An entry adding to one side must be accompanied by an entry that either adds the same amount to the other side or subtracts the same amount from another account on the same side. This is the reason that double-entry bookkeeping has been the accounting standard for more than 500 years. For the sake of illustration only, below is an example of a simple double entry. Accounts payable is a liability account and has a default Credit side.
Here are some sub-accounts you can use within asset, expense, liability, equity, and income accounts. CookieDurationDescriptionconsent16 years 8 months 24 days 6 hoursThese cookies are set by embedded YouTube videos.
If the trial balance balances, it proves that all of the entries have been made correctly. Common liability accounts under the accrual method of accounting include Accounts Payable, Accrued Liabilities , Notes Payable, Unearned Revenues, Deferred Income Taxes , etc.
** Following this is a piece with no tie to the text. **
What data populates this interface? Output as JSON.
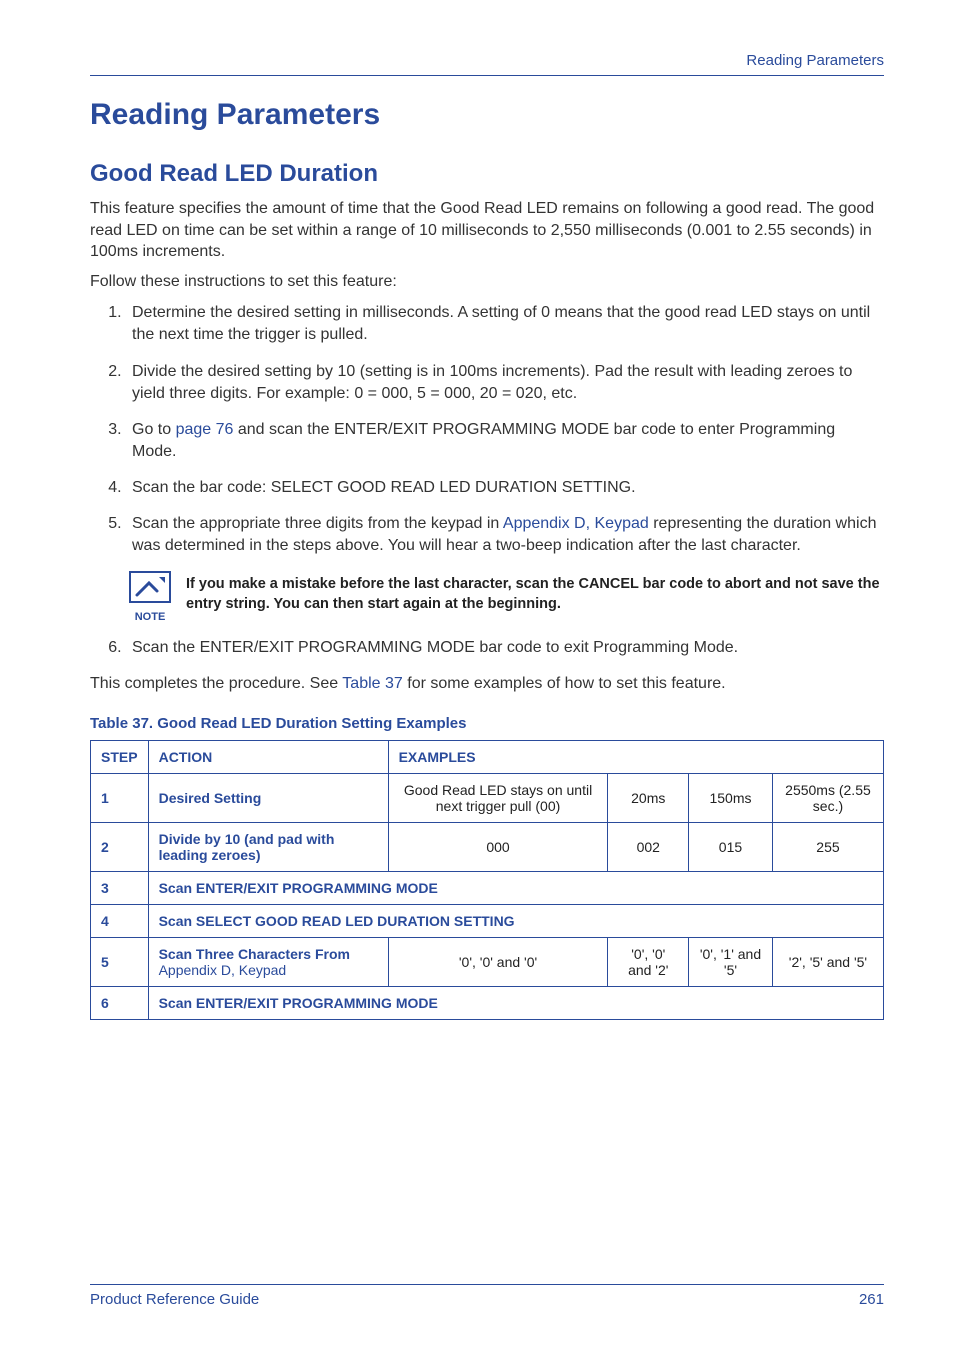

A T account is a graphic representation of a general ledger account. The name of the account is placed above the “T” . Debit entries are depicted to the left of the “T” and credits are shown to the right of the “T”. Say you make a $200 sale to a customer who pays with credit.
Which of the following steps would be done last when preparing a trial balance? List the name of the company, the title of the trial balance, and the date the trial balance is prepared. The accounting equation is the very heart of a double entry accounting system. For every change in value of one account in the Accounting Equation, there must be a balancing change in another. This concept is known as the Principle of Balance, and is of fundamental importance for understanding GnuCash and other double entry accounting systems.
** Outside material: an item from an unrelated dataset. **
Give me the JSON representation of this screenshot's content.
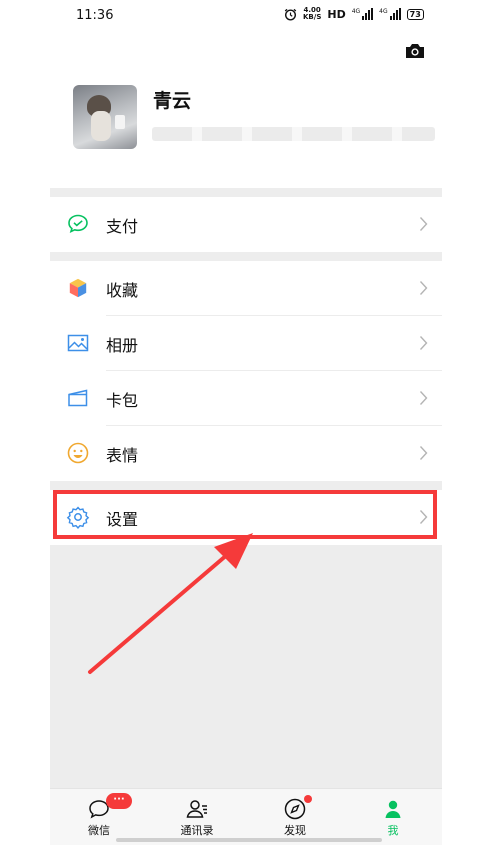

Keeping track of your different types of accounts in accounting can be a challenge. Remember, you can create a chart of accounts to stay organized. Generally, businesses list their accounts by creating a chart of accounts . A chart of accounts lets you organize your account types, number each account, and easily locate transaction information. In many respects, this Cash account resembles the “register” one might keep for a wallet-style checkbook. A balance sheet on January 12 would include cash for the indicated amount . Notice that column headings for this illustrative Cash account included “increase” and “decrease” labels.
There are two primary accounting methods – cash basis and accrual basis. The cash basis of accounting, or cash receipts and disbursements method, records revenue when cash is received and expenses when they are paid in cash. In contrast, the accrual method records income items when they are earned and records deductions when expenses are incurred, regardless of the flow of cash. Accrual accounts include, among others, accounts payable, accounts receivable, goodwill, deferred tax liability and future interest expense.
He currently researches and teaches at the Hebrew University in Jerusalem. Identify the letter of the choice that best completes the statement or answers the question. Indicate whether the sentence or statement is true or false. GDP is a common macroeconomic concept used to describe the size of a country’s economy. In this lesson, we’ll discuss national income accounting – the methodology used to calculate GDP. Everything in this world is made up of parts.